Dataset rows for apps and sites:
┄┄┄┄┄┄
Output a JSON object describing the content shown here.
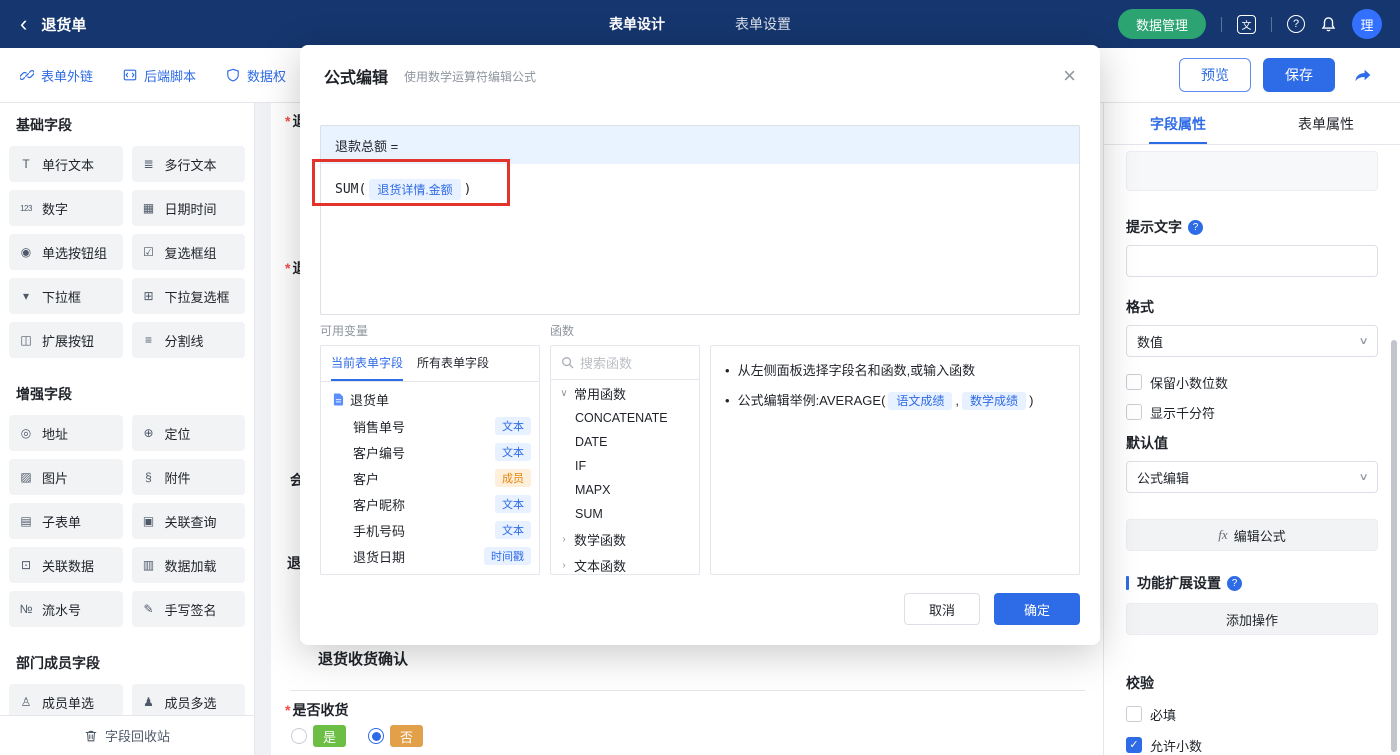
{
  "topbar": {
    "back_icon": "‹",
    "title": "退货单",
    "nav": [
      {
        "label": "表单设计"
      },
      {
        "label": "表单设置"
      }
    ],
    "data_manage_label": "数据管理",
    "lang_icon_text": "文",
    "help_icon_text": "?",
    "avatar_text": "理"
  },
  "toolbar": {
    "links": [
      {
        "label": "表单外链"
      },
      {
        "label": "后端脚本"
      },
      {
        "label": "数据权"
      }
    ],
    "preview_label": "预览",
    "save_label": "保存"
  },
  "sidebar": {
    "sections": [
      {
        "title": "基础字段",
        "items": [
          {
            "icon": "T",
            "label": "单行文本"
          },
          {
            "icon": "≣",
            "label": "多行文本"
          },
          {
            "icon": "123",
            "label": "数字"
          },
          {
            "icon": "▦",
            "label": "日期时间"
          },
          {
            "icon": "◉",
            "label": "单选按钮组"
          },
          {
            "icon": "☑",
            "label": "复选框组"
          },
          {
            "icon": "▾",
            "label": "下拉框"
          },
          {
            "icon": "⊞",
            "label": "下拉复选框"
          },
          {
            "icon": "◫",
            "label": "扩展按钮"
          },
          {
            "icon": "≡",
            "label": "分割线"
          }
        ]
      },
      {
        "title": "增强字段",
        "items": [
          {
            "icon": "◎",
            "label": "地址"
          },
          {
            "icon": "⊕",
            "label": "定位"
          },
          {
            "icon": "▨",
            "label": "图片"
          },
          {
            "icon": "§",
            "label": "附件"
          },
          {
            "icon": "▤",
            "label": "子表单"
          },
          {
            "icon": "▣",
            "label": "关联查询"
          },
          {
            "icon": "⊡",
            "label": "关联数据"
          },
          {
            "icon": "▥",
            "label": "数据加载"
          },
          {
            "icon": "№",
            "label": "流水号"
          },
          {
            "icon": "✎",
            "label": "手写签名"
          }
        ]
      },
      {
        "title": "部门成员字段",
        "items": [
          {
            "icon": "♙",
            "label": "成员单选"
          },
          {
            "icon": "♟",
            "label": "成员多选"
          }
        ]
      }
    ],
    "recycle_label": "字段回收站"
  },
  "canvas": {
    "fragments": [
      {
        "mark": "*",
        "text": "退"
      },
      {
        "mark": "*",
        "text": "退"
      },
      {
        "mark": "",
        "text": "会"
      },
      {
        "mark": "",
        "text": "退"
      }
    ],
    "section_title": "退货收货确认",
    "receive_mark": "*",
    "receive_label": "是否收货",
    "options": [
      {
        "label": "是"
      },
      {
        "label": "否"
      }
    ]
  },
  "modal": {
    "title": "公式编辑",
    "subtitle": "使用数学运算符编辑公式",
    "close_icon": "×",
    "editor": {
      "target": "退款总额 =",
      "func": "SUM(",
      "field_tag": "退货详情.金额",
      "close_paren": ")"
    },
    "variables": {
      "label": "可用变量",
      "tabs": [
        {
          "label": "当前表单字段"
        },
        {
          "label": "所有表单字段"
        }
      ],
      "root": "退货单",
      "fields": [
        {
          "name": "销售单号",
          "type": "文本"
        },
        {
          "name": "客户编号",
          "type": "文本"
        },
        {
          "name": "客户",
          "type": "成员"
        },
        {
          "name": "客户昵称",
          "type": "文本"
        },
        {
          "name": "手机号码",
          "type": "文本"
        },
        {
          "name": "退货日期",
          "type": "时间戳"
        }
      ]
    },
    "functions": {
      "label": "函数",
      "search_placeholder": "搜索函数",
      "groups": [
        {
          "name": "常用函数",
          "chevron": "∨",
          "items": [
            "CONCATENATE",
            "DATE",
            "IF",
            "MAPX",
            "SUM"
          ]
        },
        {
          "name": "数学函数",
          "chevron": "›"
        },
        {
          "name": "文本函数",
          "chevron": "›"
        }
      ]
    },
    "help": {
      "bullet": "•",
      "tip1": "从左侧面板选择字段名和函数,或输入函数",
      "tip2_prefix": "公式编辑举例:AVERAGE(",
      "tip2_tag1": "语文成绩",
      "tip2_comma": ",",
      "tip2_tag2": "数学成绩",
      "tip2_suffix": ")"
    },
    "cancel_label": "取消",
    "ok_label": "确定"
  },
  "panel": {
    "tabs": [
      {
        "label": "字段属性"
      },
      {
        "label": "表单属性"
      }
    ],
    "hint_label": "提示文字",
    "q_icon": "?",
    "format_label": "格式",
    "format_value": "数值",
    "chevron": "∨",
    "keep_decimal_label": "保留小数位数",
    "thousand_label": "显示千分符",
    "default_label": "默认值",
    "default_value": "公式编辑",
    "fx": "fx",
    "edit_formula_label": "编辑公式",
    "ext_label": "功能扩展设置",
    "add_action_label": "添加操作",
    "validate_label": "校验",
    "required_label": "必填",
    "allow_decimal_label": "允许小数"
  }
}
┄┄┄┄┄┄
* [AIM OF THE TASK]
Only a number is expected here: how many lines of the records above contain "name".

* [RESPONSE FOR THIS EXERCISE]
9